As we work with our clients in the HealthTech (or MedTech) industry, we get a first hand look at what the future holds. The following are our picks for the most interesting ways the intersection of healthcare and technology will shape the coming year.
- 3D Printing
3D Printing or “additive manufacturing” is poised to change the world of medical devices as we know it. The power to create bio-compatible, custom devices specifically suited to an individual has been unleashed. We have seen early adoption in connection with dental applications, prosthetics and hearing devices. Just recently, doctors in China successfully implanted 3D printer-created vertebrae. 3D printed organs are on their way. What comes next is only limited by our own imaginations.
- Further Cloud Migration
Cloud-based services are becoming more widely adopted in the healthcare industry and we expect that trend to continue through 2015. According to PR Newswire, analysts forecast the Global Healthcare Cloud Computing market to grow at a compound annual growth rate of 21.95% between 2014 and 2019. Driven by the enormous amount of data created in patient care and the desire to harness it, increased demand for cost cutting, renewed focus on patient access, the adoption of electronic medical record systems, and an increasing desire to modernize communication, SaaS services are becoming more and more appealing and more acceptable in an industry that is typically slow to accept change.
- Big Data
While many industries have been successful in harnessing big data, the healthcare industry is only starting to dip its toe into the water. 2015 could be the year they begin to hit their stride. Wearables and remote devices will provide more data points enabling doctors to better monitor their patients from afar. Electronic Health Records will provide researchers with easily accessed information over long periods of time.
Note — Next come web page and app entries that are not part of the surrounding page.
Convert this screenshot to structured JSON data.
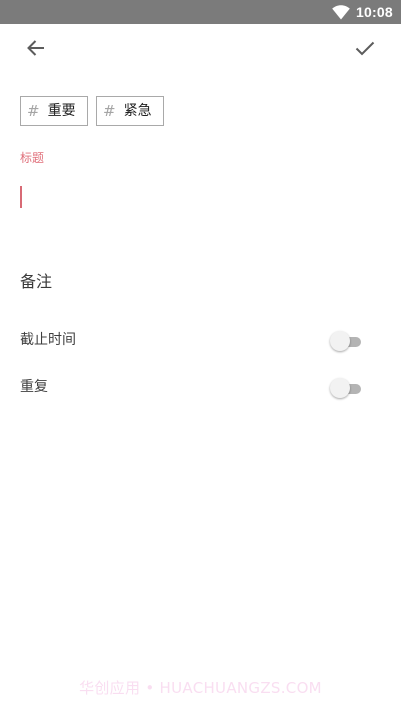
{
  "status_bar": {
    "time": "10:08",
    "icons": [
      "wifi-icon"
    ],
    "background": "#7b7b7b"
  },
  "toolbar": {
    "back_icon": "arrow-left-icon",
    "confirm_icon": "checkmark-icon"
  },
  "tags": [
    {
      "hash": "#",
      "label": "重要"
    },
    {
      "hash": "#",
      "label": "紧急"
    }
  ],
  "title_field": {
    "label": "标题",
    "value": "",
    "accent_color": "#e0707b"
  },
  "note_field": {
    "placeholder": "备注",
    "value": ""
  },
  "settings": [
    {
      "label": "截止时间",
      "enabled": false
    },
    {
      "label": "重复",
      "enabled": false
    }
  ],
  "watermark": "华创应用 • HUACHUANGZS.COM"
}
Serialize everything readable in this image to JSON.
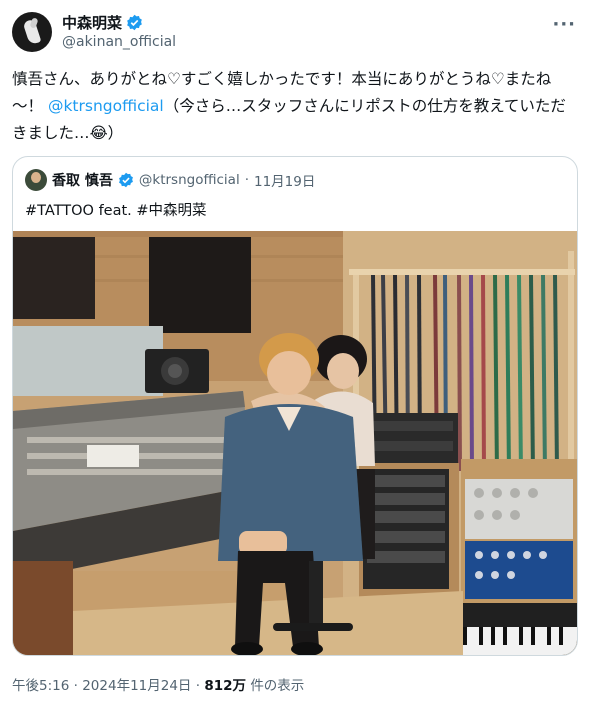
{
  "post": {
    "display_name": "中森明菜",
    "handle": "@akinan_official",
    "more_label": "···",
    "text_part1": "慎吾さん、ありがとね♡すごく嬉しかったです！本当にありがとうね♡またね～！ ",
    "mention": "@ktrsngofficial",
    "text_part2": "（今さら…スタッフさんにリポストの仕方を教えていただきました…😂）"
  },
  "quote": {
    "display_name": "香取 慎吾",
    "handle": "@ktrsngofficial",
    "separator": "·",
    "date": "11月19日",
    "text": "#TATTOO feat. #中森明菜"
  },
  "footer": {
    "time": "午後5:16",
    "separator1": "·",
    "date": "2024年11月24日",
    "separator2": "·",
    "views_count": "812万",
    "views_label": "件の表示"
  },
  "colors": {
    "accent": "#1d9bf0",
    "text": "#0f1419",
    "secondary": "#536471",
    "border": "#cfd9de"
  }
}
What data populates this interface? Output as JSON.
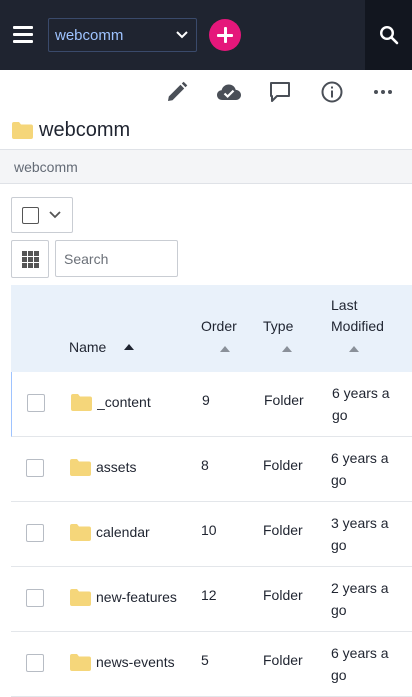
{
  "header": {
    "site_selector_value": "webcomm"
  },
  "icons": {
    "menu": "hamburger-icon",
    "add": "plus-icon",
    "search": "search-icon",
    "edit": "pencil-icon",
    "publish": "cloud-check-icon",
    "comment": "comment-icon",
    "info": "info-icon",
    "more": "more-icon",
    "folder": "folder-icon",
    "grid": "grid-icon"
  },
  "colors": {
    "topbar": "#1f2430",
    "accent_pink": "#e5177b",
    "link_blue": "#9ec3ff",
    "folder_yellow": "#f5d67a",
    "table_header": "#e9f1fa"
  },
  "page": {
    "title": "webcomm",
    "breadcrumb": "webcomm"
  },
  "controls": {
    "search_placeholder": "Search"
  },
  "table": {
    "columns": {
      "name": "Name",
      "order": "Order",
      "type": "Type",
      "last_modified_line1": "Last",
      "last_modified_line2": "Modified"
    },
    "rows": [
      {
        "name": "_content",
        "order": "9",
        "type": "Folder",
        "modified_line1": "6 years a",
        "modified_line2": "go"
      },
      {
        "name": "assets",
        "order": "8",
        "type": "Folder",
        "modified_line1": "6 years a",
        "modified_line2": "go"
      },
      {
        "name": "calendar",
        "order": "10",
        "type": "Folder",
        "modified_line1": "3 years a",
        "modified_line2": "go"
      },
      {
        "name": "new-features",
        "order": "12",
        "type": "Folder",
        "modified_line1": "2 years a",
        "modified_line2": "go"
      },
      {
        "name": "news-events",
        "order": "5",
        "type": "Folder",
        "modified_line1": "6 years a",
        "modified_line2": "go"
      }
    ]
  }
}
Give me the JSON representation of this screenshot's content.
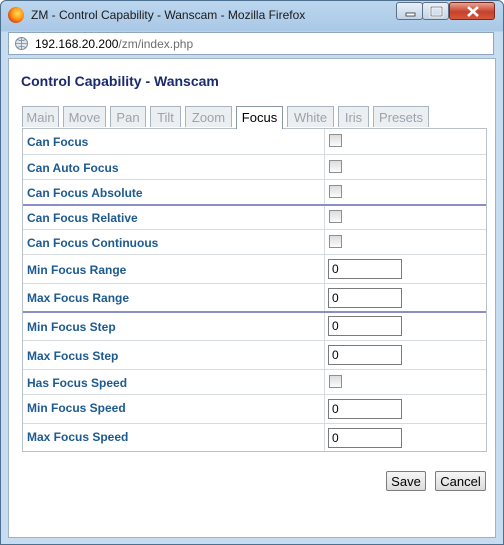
{
  "window": {
    "title": "ZM - Control Capability - Wanscam - Mozilla Firefox"
  },
  "address": {
    "host": "192.168.20.200",
    "path": "/zm/index.php"
  },
  "page": {
    "title": "Control Capability - Wanscam"
  },
  "tabs": [
    "Main",
    "Move",
    "Pan",
    "Tilt",
    "Zoom",
    "Focus",
    "White",
    "Iris",
    "Presets"
  ],
  "active_tab": "Focus",
  "fields": [
    {
      "label": "Can Focus",
      "type": "checkbox",
      "checked": false
    },
    {
      "label": "Can Auto Focus",
      "type": "checkbox",
      "checked": false
    },
    {
      "label": "Can Focus Absolute",
      "type": "checkbox",
      "checked": false
    },
    {
      "label": "Can Focus Relative",
      "type": "checkbox",
      "checked": false
    },
    {
      "label": "Can Focus Continuous",
      "type": "checkbox",
      "checked": false
    },
    {
      "label": "Min Focus Range",
      "type": "text",
      "value": "0"
    },
    {
      "label": "Max Focus Range",
      "type": "text",
      "value": "0"
    },
    {
      "label": "Min Focus Step",
      "type": "text",
      "value": "0"
    },
    {
      "label": "Max Focus Step",
      "type": "text",
      "value": "0"
    },
    {
      "label": "Has Focus Speed",
      "type": "checkbox",
      "checked": false
    },
    {
      "label": "Min Focus Speed",
      "type": "text",
      "value": "0"
    },
    {
      "label": "Max Focus Speed",
      "type": "text",
      "value": "0"
    }
  ],
  "buttons": {
    "save": "Save",
    "cancel": "Cancel"
  }
}
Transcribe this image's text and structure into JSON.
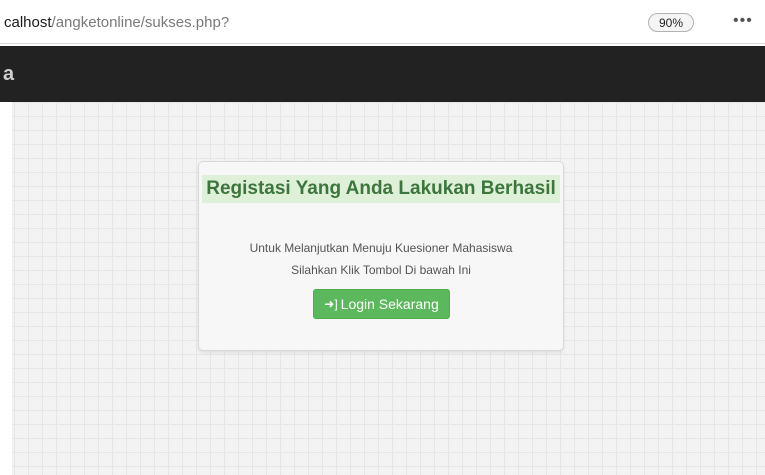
{
  "browser": {
    "url_host": "calhost",
    "url_path": "/angketonline/sukses.php?",
    "zoom": "90%",
    "more_icon": "more-icon"
  },
  "navbar": {
    "brand_fragment": "a"
  },
  "card": {
    "title": "Registasi Yang Anda Lakukan Berhasil",
    "line1": "Untuk Melanjutkan Menuju Kuesioner Mahasiswa",
    "line2": "Silahkan Klik Tombol Di bawah Ini",
    "button_label": "Login Sekarang",
    "button_icon": "sign-in-icon"
  },
  "colors": {
    "navbar": "#222222",
    "title_bg": "#dff0d8",
    "title_text": "#3c763d",
    "button": "#5cb85c"
  }
}
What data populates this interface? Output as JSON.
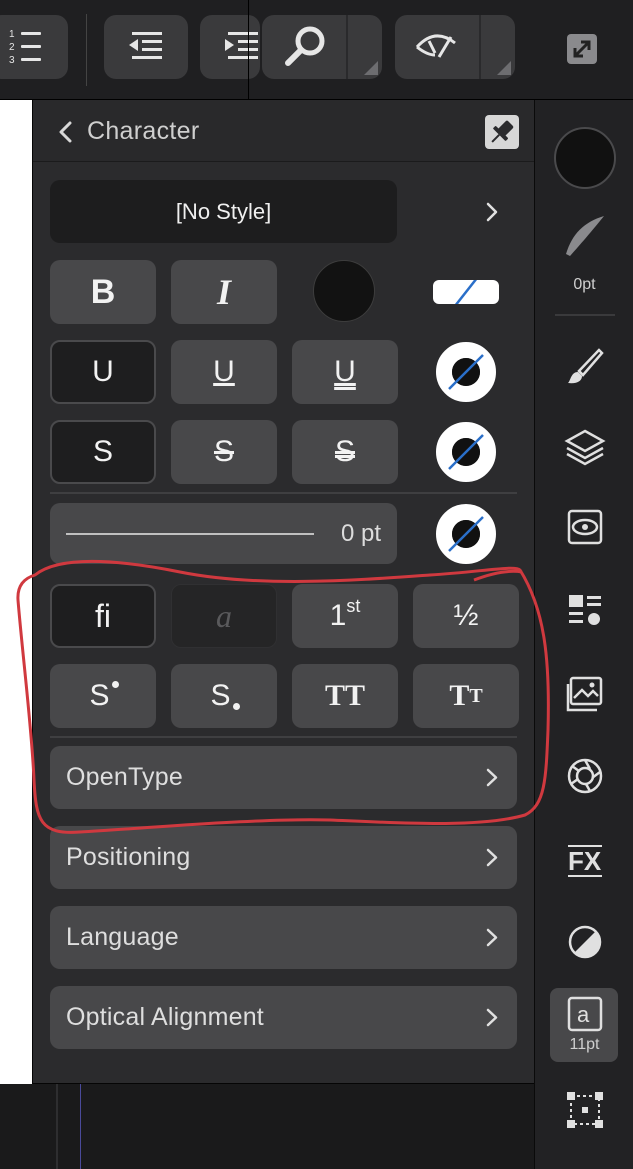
{
  "panel": {
    "title": "Character",
    "style_value": "[No Style]",
    "stroke_value": "0 pt"
  },
  "buttons": {
    "bold": "B",
    "italic": "I",
    "underline": "U",
    "underline_double": "U",
    "underline_triple": "U",
    "strike_s": "S",
    "strike_single": "S",
    "strike_double": "S",
    "ligature": "fi",
    "swash": "a",
    "ordinal_base": "1",
    "ordinal_sup": "st",
    "fraction": "½",
    "superscript": "S",
    "subscript": "S",
    "all_caps": "TT",
    "small_caps_big": "T",
    "small_caps_small": "T"
  },
  "sections": [
    "OpenType",
    "Positioning",
    "Language",
    "Optical Alignment"
  ],
  "studio": {
    "stroke_width": "0pt",
    "font_size": "11pt"
  },
  "icons": [
    "numbered-list-icon",
    "decrease-indent-icon",
    "increase-indent-icon",
    "zoom-icon",
    "view-mode-icon",
    "fullscreen-icon",
    "back-chevron-icon",
    "pin-icon",
    "brush-icon",
    "layers-icon",
    "appearance-icon",
    "text-styles-icon",
    "stock-icon",
    "color-wheel-icon",
    "fx-icon",
    "adjustment-icon",
    "character-icon",
    "transform-icon"
  ],
  "colors": {
    "panel_bg": "#2b2b2d",
    "button_bg": "#48484a",
    "annotation_red": "#d0393f",
    "stroke_accent": "#2a6fc9"
  }
}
With the growing understanding of the potential for predictive models to solve medical mysteries, there is great optimism that Big Data will pave the way toward creating healthcare efficiencies and solving unanswered medical questions.
- Connected Devices
The use of wearables and home health monitoring devices is on the rise and with good reason. On the facility side, as healthcare providers adopt this technology the potential for efficiencies is staggering. Staff will be freed from some of the more mundane data collection functions (such as taking a patient’s temperature or monitoring their blood pressure) to focus on more meaningful aspects of patient care. Patients may find hospital and doctor visits can be reduced as active monitoring takes place from afar. Add the potential for embedded devices which not only collect information but have the ability to control medical interventions and the changes to healthcare experience revolutionary.
- Patient Engagement
While the term “ Patient Engagement” has been around for quite some time, there seems to be a renewed buzz around the topic. On the patient side this may be driven by increased expectations of data access in general, a growing sense that access to medical information may give the consumer an ability to have meaningful opinions about their care, and a growing unease of inaccuracies in medical records due to human error and identify theft. On the provider side, there is a growing understanding that a patient’s greater engagement in healthcare contributes to improved health outcomes and even cost savings. Patient and provider attitude convergence are met in 2015 with the technological tools to make it happen. Secure e-mail and texting, advances in mobile devices, photography, and file sharing make it possible for doctors to interact outside of office hours, and for records and health conditions to be shared in real time. In 2015 patients want access and transparency. Healthcare providers seem poised to provide it.